When night falls in the refugee camp outside Karachi, Shanawaz Khoso worries about snake bites. The 38-year-old and his seven children sleep in tents alongside 5,000 other displaced villagers, partially exposed to the elements and to creatures that include scorpions and venomous snakes. When the sun rises, stifling heat and mountains of untreated sewage turn the camp into a breeding ground for disease. Fever and stomach pain are prevalent, but there are no doctors and there is no medicine.

"We are living here out of necessity,” Khoso says. "Nothing is coming here now. We’re terrified.”

With monsoon season fast approaching, Pakistan has already seen heavy rains and strong winds resulting in dozens of fatalities, hundreds of injuries and damage to roads, houses and farmland. This year, though, the rain is falling on a country still reeling.
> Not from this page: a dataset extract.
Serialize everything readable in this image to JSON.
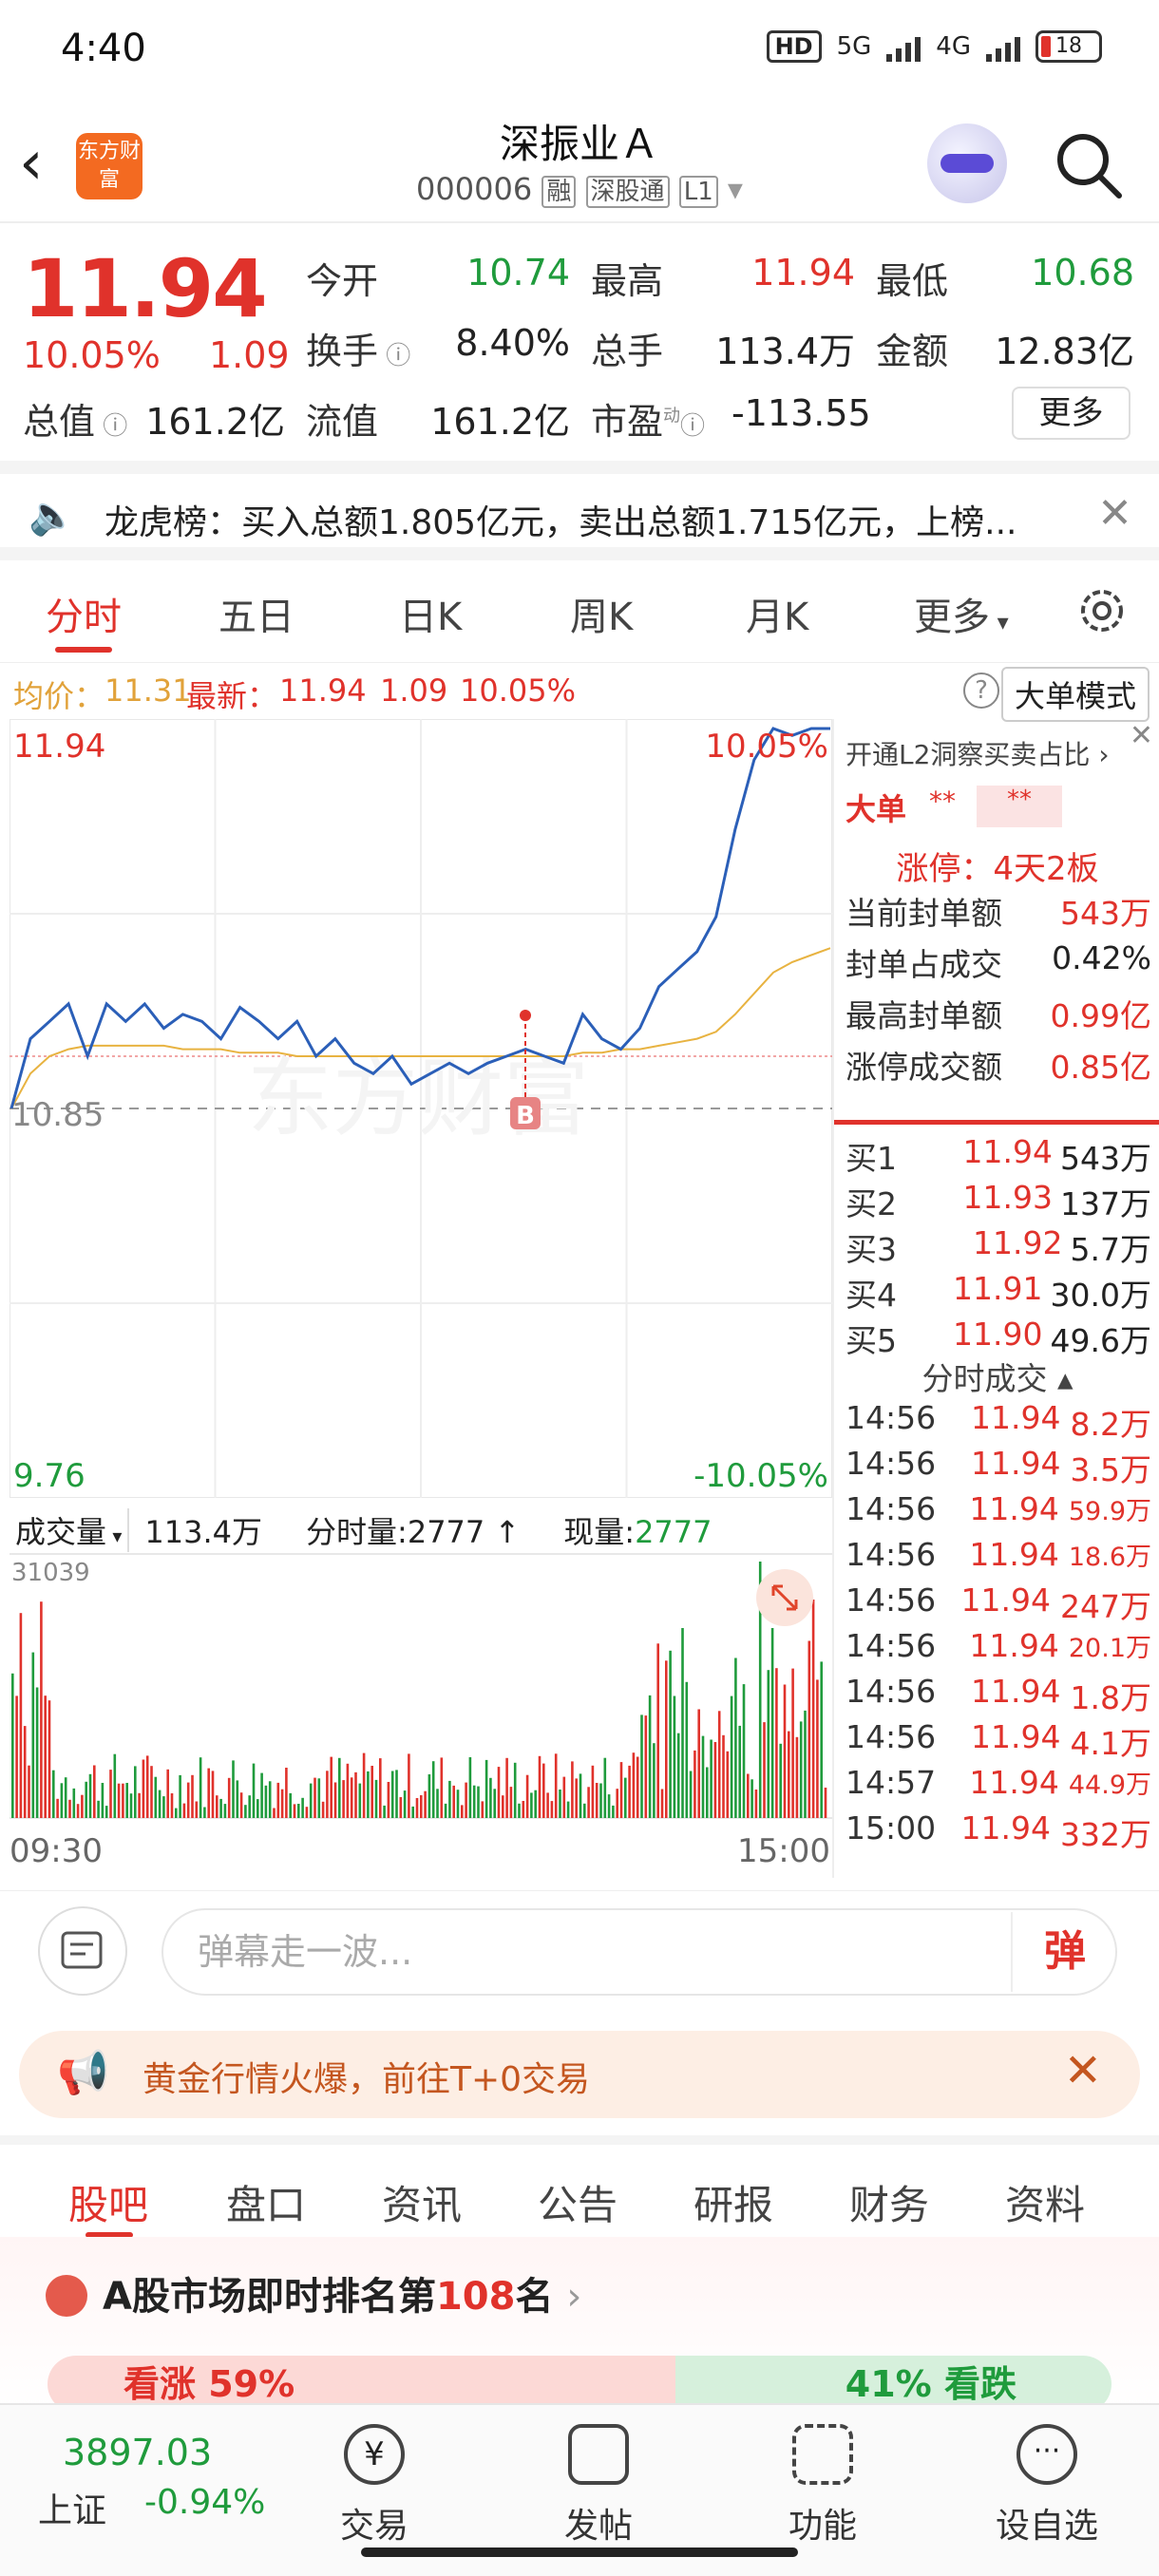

Just 10 months ago, severe flooding in Pakistan killed over 1,700, displaced 8 million and cost the economy more than $30 billion (¥4.3 trillion).